In October 1977, Yleisradio and UMO headed again to Pitäjänmäki, but this time they decided to use the services of the new Soundtrack studios. The session included one composition by Ahvenlahti who by now had become a full member of the group. Borrowing the idea from the traditional American dance form, the entertaining Square Dance revolves around captivating horn melodies and driving rhythms. Chorus, a twofold composition that swings between an elegiac ballad and a driving big band number, was recorded in another Soundtrack session six months later.
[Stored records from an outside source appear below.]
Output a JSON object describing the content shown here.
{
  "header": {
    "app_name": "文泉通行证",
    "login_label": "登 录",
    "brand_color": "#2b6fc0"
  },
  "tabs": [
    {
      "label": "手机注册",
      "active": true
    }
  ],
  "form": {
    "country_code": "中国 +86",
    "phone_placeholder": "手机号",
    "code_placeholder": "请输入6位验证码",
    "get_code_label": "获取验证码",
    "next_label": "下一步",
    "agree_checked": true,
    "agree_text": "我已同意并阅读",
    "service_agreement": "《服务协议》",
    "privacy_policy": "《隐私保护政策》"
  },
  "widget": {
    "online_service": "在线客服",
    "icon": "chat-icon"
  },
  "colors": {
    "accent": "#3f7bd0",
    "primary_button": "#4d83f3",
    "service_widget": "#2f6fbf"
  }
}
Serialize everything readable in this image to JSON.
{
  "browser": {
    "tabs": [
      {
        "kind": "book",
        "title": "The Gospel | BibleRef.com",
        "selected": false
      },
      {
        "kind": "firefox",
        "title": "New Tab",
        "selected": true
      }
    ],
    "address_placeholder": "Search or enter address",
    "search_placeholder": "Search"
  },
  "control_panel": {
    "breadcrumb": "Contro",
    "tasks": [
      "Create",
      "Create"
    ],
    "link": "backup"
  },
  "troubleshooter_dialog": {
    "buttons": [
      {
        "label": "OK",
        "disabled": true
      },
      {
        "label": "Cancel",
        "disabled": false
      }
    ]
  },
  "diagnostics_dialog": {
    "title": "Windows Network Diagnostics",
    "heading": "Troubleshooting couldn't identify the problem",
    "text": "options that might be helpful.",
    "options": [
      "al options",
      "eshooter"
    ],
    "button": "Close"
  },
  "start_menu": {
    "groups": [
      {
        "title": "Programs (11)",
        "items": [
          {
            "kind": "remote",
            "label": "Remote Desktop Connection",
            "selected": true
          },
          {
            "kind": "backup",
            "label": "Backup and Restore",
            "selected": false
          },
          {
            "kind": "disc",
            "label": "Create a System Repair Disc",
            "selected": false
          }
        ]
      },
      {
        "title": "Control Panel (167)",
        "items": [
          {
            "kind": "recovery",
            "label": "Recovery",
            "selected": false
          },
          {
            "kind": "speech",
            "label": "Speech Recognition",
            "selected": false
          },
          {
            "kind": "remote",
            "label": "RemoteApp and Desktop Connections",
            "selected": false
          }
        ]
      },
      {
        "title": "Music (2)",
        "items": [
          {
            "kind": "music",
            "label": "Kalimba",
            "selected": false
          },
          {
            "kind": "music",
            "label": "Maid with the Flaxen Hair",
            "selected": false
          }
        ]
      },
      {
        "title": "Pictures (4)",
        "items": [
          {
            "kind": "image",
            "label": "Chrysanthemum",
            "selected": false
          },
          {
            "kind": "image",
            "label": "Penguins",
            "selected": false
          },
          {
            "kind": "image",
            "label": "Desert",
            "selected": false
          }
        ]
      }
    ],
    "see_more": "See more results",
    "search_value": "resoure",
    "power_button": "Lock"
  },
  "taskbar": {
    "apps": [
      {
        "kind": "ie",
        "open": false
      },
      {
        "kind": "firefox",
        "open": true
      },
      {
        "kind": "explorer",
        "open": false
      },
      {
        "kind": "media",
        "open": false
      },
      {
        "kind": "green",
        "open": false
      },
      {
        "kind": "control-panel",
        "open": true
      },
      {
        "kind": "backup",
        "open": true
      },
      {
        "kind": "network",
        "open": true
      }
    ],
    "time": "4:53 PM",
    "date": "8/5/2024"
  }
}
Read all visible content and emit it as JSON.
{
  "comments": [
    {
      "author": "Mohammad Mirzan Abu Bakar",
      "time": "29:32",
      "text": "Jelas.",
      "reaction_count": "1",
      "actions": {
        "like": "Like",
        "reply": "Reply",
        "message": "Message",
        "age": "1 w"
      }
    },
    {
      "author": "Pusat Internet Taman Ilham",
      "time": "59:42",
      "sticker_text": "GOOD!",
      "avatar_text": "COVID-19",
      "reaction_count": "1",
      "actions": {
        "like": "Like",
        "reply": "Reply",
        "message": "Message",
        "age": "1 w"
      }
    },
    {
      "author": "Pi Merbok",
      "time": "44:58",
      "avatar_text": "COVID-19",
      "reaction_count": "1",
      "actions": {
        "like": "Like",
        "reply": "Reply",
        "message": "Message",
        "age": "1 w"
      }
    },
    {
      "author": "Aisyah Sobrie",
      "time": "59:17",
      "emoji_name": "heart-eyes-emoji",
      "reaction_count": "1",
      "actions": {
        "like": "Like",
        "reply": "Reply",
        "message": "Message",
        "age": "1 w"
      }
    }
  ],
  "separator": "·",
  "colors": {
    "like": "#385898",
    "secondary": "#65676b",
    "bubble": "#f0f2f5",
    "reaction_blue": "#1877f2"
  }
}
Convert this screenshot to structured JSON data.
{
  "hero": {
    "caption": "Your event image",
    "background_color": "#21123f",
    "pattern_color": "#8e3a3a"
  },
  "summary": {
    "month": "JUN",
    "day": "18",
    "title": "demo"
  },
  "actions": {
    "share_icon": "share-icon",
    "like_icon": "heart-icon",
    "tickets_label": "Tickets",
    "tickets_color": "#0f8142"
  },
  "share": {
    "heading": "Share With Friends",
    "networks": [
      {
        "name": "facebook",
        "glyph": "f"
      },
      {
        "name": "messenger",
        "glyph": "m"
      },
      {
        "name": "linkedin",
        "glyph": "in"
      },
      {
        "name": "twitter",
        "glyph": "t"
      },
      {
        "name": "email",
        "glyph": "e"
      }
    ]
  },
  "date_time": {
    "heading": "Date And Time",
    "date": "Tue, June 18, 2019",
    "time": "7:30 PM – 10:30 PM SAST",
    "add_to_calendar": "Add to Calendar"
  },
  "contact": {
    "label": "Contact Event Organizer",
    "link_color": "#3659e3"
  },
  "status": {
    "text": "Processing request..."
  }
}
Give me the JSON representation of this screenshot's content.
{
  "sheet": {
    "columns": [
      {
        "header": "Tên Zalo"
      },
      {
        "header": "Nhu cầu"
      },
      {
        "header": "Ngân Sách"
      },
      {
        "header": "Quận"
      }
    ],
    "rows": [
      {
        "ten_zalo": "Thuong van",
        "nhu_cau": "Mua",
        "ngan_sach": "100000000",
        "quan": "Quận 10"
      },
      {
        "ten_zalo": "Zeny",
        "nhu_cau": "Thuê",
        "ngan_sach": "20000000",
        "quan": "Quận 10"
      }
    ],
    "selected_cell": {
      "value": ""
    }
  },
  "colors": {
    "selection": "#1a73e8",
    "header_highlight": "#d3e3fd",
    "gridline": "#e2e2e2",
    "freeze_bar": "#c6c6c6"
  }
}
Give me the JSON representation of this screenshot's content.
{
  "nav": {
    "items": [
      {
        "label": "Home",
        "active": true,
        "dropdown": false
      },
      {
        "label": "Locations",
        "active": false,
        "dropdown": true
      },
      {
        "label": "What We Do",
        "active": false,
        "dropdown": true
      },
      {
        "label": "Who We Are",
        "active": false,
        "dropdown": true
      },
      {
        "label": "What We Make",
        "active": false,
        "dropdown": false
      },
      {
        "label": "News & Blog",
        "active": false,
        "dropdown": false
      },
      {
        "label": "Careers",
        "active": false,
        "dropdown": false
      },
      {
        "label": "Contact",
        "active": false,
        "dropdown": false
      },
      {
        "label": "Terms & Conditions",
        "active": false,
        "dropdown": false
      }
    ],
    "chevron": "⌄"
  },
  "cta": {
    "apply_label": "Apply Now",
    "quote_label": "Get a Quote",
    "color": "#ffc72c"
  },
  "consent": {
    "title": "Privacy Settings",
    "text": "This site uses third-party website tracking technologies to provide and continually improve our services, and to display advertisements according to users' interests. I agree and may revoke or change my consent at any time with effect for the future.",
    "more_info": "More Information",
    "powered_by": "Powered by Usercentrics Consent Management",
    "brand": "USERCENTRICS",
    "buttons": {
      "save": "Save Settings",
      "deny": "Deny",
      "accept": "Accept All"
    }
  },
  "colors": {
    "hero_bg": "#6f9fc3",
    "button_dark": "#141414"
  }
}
In December 1978, UMO performed Ahvenlahti’s rhythmic dedication to Cuban musician Paquito D’Rivera. Eleven months later, during the darkest hour of the Finnish year, it was time for Sunset Song. Soloed by Juhani Aaltonen with his flute and Markku Johansson with trumpet, the number is a distinctive example of how melancholy is given a certain memory-like feeling in many of Ahvenlahti’s works.

Over the years, Ahvenlahti’s musical activities had had associations with literature, poetry and writing. Gradually, these elements became more prominent. Originally written for a shipping company in Åland, Seawinds was an ambitious five-part “jazz opera”. The UMO version was recorded at the MTV studios in April 1981. Two months earlier Ahvenlahti had finished his album Based on a Novel at the same studio complex. Both recording projects testify how certain kind of filmic elements as well as influences of folk music were high on Ahvenlahti’s agenda in the early 1980s.

New qualities entered to the Ahvenlahti & UMO collaboration in the early 1980s when Irina Milan, one of the most visible singers in Finland at the time, visited recording sessions. As a result, the adaptation of Marja-Liisa Vartio’s classic poem from the 1960s, Tanssi (“Dance”), for example, could have been an arrangement meant for Ultra Bra, a band that conquered Finnish music life twenty years later with its big sound and catchy melodies.

On the other hand, old interests did not go away. Whereas Päättymätön laulu (“Neverending song”) is given a hot Latin treatment typical to Ahvenlahti, the final song here, Lapsen uni (“Child’s dream”), begins with a simple yet an effective one-note piano clicking and Milan’s personal vocals. The tune appears to be a perfect ending for the collection of Ahvenlahti & UMO tapes.

 

Mondada
Caribbean Queen
El Floridita
Square Dance
Chorus
Paquito
Sunset Song
Seawinds, part 1: Prologue
Seawinds, part 2: Waves of Yesterday
Seawinds, part 3: Break of Dawn
Seawinds, part 4: The Fisherman
Seawinds, part 5: Lighthouse song
Tanssi
Päättymätön laulu
Lapsen uni